= EXERCISE INSTRUCTIONS =
Wherever "true" occurs in the entries, copy the line that holds it.

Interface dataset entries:
* * * *

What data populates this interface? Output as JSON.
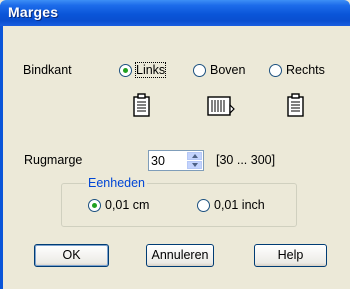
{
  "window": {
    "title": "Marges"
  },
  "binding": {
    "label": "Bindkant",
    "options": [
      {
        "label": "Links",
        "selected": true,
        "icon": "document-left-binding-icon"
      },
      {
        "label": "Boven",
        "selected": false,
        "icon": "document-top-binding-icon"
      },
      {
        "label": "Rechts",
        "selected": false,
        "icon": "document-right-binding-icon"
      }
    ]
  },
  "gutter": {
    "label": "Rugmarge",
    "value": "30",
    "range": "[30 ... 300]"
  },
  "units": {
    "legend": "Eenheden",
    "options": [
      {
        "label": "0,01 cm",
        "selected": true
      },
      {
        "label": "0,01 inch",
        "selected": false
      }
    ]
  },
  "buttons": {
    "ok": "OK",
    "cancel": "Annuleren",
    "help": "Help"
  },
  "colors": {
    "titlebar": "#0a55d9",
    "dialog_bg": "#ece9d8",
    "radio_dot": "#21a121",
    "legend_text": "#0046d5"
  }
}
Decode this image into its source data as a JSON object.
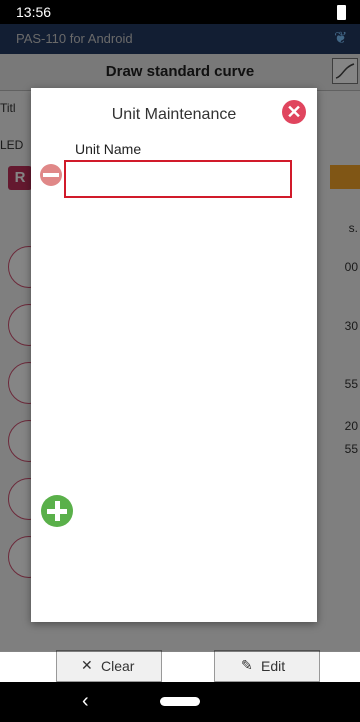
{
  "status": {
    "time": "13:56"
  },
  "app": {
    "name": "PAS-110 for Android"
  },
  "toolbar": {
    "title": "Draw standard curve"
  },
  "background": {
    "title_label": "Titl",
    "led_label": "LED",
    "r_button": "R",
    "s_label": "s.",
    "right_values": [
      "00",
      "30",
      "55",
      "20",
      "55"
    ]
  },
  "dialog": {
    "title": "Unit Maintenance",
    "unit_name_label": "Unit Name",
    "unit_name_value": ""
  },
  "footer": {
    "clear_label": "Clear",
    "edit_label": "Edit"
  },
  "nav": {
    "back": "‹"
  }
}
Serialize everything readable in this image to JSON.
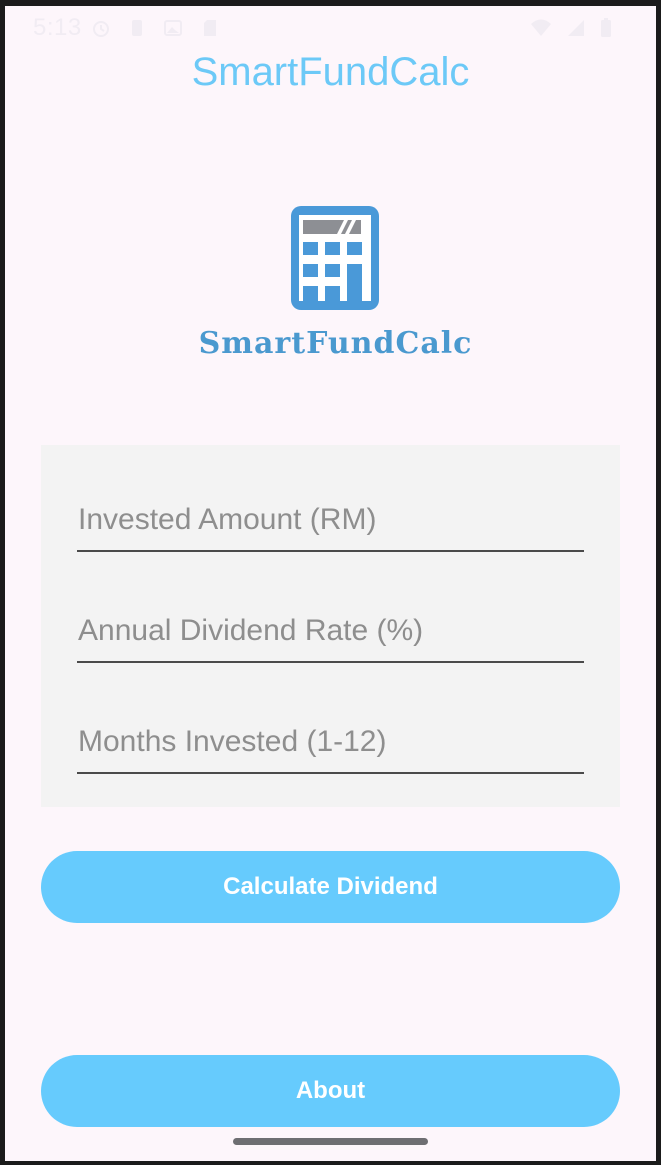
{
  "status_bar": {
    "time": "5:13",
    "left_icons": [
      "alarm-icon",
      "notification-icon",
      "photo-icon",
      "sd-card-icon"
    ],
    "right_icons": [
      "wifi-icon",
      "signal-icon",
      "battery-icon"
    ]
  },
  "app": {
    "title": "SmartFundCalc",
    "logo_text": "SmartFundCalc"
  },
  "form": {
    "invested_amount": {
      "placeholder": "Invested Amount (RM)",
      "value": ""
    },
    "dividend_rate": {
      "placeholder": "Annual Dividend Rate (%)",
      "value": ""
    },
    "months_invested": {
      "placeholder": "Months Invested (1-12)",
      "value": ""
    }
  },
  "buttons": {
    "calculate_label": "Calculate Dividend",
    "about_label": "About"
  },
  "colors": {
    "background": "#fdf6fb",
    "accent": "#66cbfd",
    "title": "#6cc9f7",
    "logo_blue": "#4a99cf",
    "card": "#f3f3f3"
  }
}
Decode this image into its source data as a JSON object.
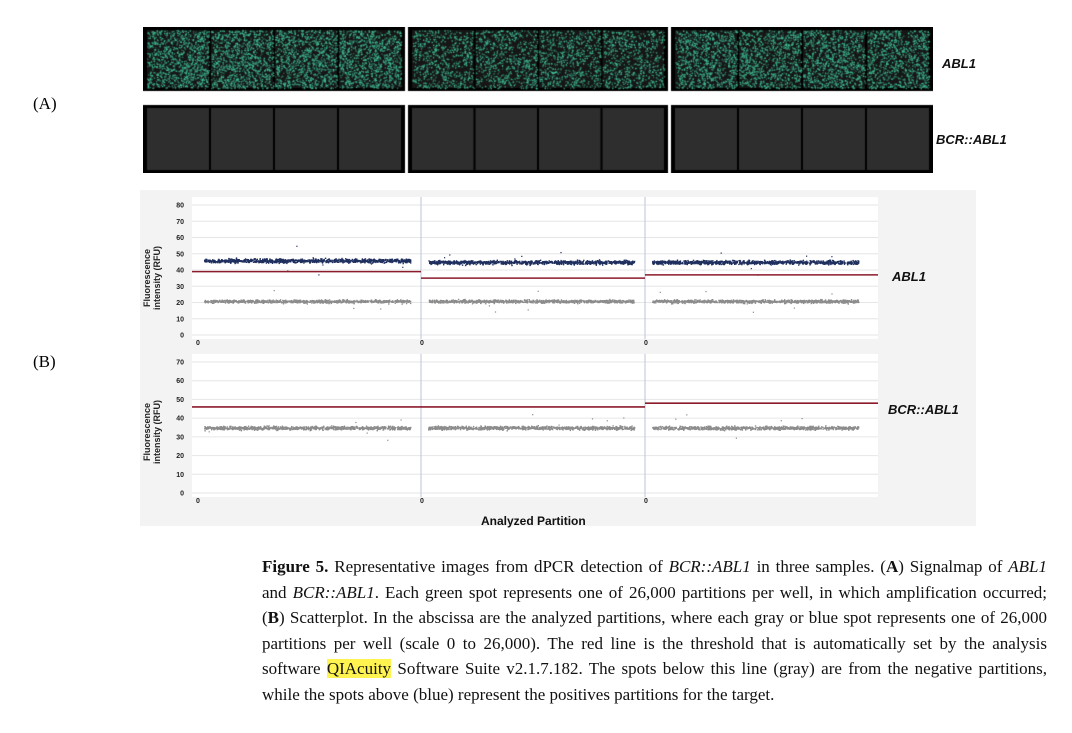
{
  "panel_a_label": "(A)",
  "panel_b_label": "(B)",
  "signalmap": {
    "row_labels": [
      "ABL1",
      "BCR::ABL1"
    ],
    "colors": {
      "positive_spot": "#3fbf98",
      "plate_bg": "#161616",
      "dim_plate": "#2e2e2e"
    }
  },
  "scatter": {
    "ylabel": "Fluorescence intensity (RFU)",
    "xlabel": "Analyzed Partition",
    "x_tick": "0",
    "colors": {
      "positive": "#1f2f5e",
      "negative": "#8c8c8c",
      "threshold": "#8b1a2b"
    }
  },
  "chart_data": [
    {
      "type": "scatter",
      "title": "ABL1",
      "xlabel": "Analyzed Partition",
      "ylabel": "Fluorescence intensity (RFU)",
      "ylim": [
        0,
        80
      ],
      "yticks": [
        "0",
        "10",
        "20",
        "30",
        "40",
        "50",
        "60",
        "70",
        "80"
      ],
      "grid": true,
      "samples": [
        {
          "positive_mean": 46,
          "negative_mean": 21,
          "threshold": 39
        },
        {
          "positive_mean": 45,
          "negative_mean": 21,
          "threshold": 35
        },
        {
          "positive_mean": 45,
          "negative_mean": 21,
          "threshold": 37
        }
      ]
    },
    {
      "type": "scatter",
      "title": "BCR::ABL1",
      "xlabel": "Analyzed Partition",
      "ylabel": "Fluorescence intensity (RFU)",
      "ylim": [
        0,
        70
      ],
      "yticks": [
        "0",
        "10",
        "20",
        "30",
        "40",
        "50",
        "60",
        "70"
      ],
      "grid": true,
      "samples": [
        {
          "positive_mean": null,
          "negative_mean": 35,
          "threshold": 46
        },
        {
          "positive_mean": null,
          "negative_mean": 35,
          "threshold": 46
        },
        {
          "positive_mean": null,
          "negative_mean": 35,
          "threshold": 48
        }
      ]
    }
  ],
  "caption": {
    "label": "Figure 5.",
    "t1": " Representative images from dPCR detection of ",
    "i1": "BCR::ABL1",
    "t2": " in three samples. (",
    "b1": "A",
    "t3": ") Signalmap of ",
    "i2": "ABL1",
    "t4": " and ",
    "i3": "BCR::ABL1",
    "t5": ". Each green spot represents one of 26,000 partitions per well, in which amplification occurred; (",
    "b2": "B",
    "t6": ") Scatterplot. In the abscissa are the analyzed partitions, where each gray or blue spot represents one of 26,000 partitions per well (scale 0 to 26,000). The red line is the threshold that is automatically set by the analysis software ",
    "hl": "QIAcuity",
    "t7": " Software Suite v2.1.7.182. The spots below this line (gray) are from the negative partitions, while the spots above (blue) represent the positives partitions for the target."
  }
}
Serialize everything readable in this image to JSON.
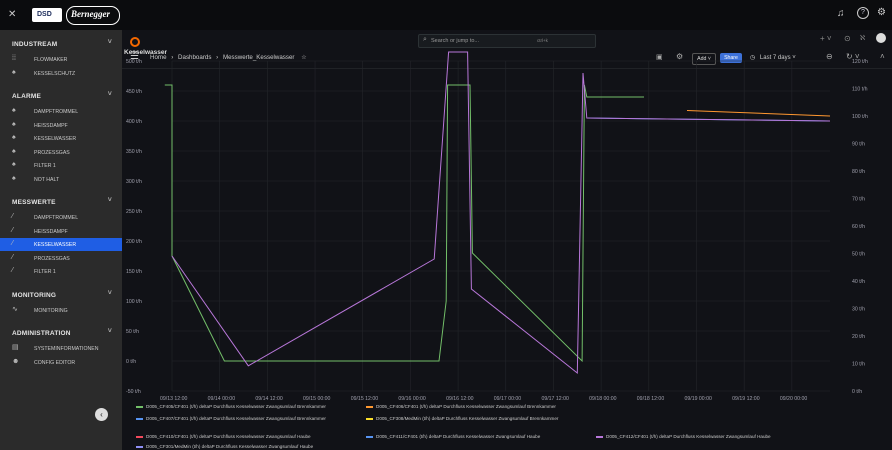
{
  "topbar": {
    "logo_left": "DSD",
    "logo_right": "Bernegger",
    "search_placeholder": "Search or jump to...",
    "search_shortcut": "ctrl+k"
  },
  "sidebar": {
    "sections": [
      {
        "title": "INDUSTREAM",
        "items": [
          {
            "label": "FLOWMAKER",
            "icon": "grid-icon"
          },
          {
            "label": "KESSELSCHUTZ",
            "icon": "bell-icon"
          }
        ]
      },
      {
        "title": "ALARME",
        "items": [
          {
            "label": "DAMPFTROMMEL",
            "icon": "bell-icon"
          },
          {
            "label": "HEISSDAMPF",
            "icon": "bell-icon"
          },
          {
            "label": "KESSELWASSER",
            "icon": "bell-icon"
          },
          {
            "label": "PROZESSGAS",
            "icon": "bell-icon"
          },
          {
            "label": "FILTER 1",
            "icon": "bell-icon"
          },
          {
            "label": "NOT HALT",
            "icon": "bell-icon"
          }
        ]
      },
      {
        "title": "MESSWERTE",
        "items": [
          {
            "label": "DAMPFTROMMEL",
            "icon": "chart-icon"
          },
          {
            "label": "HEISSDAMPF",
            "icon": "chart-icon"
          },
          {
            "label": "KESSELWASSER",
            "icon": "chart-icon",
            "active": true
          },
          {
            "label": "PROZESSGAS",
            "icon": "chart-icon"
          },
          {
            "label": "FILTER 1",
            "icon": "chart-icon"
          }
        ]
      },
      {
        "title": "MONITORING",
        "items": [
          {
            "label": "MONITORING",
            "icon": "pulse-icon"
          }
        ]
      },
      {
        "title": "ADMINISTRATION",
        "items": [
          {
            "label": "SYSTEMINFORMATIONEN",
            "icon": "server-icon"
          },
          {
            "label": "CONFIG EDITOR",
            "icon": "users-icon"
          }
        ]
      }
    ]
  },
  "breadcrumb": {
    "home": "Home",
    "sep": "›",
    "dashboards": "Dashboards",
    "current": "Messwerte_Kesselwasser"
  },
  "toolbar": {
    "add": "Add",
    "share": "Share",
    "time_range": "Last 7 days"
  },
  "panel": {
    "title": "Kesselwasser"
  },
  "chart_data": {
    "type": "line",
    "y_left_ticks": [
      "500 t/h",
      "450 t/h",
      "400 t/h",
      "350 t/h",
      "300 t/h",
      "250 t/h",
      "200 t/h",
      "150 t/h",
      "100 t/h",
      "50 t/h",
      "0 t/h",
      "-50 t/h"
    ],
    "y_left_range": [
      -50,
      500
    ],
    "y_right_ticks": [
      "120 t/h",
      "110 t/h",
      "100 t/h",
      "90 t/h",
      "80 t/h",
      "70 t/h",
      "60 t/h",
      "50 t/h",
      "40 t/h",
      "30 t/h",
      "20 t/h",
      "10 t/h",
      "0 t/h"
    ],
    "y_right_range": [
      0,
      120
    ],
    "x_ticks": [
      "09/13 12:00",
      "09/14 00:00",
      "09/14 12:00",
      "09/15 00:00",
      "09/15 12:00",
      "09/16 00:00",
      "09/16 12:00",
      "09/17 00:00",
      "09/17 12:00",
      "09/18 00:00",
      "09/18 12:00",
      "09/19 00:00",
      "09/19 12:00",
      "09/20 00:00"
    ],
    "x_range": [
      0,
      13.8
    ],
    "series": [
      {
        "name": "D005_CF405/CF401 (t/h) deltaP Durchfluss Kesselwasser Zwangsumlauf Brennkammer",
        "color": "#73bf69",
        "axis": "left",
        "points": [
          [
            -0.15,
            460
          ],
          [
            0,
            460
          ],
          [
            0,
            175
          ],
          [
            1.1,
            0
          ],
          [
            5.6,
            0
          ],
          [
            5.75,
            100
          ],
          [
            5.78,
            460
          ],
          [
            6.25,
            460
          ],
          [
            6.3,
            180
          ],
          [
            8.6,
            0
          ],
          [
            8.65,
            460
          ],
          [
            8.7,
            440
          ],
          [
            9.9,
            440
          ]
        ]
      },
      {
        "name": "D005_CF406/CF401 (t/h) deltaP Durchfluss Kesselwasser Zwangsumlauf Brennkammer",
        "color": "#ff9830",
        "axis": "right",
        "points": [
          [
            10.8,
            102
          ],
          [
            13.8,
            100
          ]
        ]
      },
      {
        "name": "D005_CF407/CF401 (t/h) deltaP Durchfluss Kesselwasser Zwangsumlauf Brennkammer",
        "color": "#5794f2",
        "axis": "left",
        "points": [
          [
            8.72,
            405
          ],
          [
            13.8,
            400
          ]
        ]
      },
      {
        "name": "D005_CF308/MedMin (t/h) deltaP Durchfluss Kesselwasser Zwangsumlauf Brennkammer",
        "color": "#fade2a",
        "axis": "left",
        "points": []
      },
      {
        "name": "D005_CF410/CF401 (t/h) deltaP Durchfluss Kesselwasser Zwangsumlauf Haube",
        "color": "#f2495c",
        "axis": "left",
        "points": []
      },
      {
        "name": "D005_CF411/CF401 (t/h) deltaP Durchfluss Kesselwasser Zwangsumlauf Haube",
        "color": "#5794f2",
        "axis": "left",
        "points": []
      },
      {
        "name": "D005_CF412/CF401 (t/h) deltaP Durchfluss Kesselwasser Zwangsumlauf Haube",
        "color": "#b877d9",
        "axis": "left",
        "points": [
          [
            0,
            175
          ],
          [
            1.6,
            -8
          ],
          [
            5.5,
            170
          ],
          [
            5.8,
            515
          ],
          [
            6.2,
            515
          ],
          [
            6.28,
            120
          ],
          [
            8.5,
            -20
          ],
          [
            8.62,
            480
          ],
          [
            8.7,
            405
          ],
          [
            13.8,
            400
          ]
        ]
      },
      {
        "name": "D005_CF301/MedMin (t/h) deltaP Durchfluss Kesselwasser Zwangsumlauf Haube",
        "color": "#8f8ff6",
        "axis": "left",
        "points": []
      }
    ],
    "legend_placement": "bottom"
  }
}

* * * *

= COMPLETED EXERCISE =
        "selected": true,
        "selected": true
      "grid": true,
      "grid": true,
            "active": true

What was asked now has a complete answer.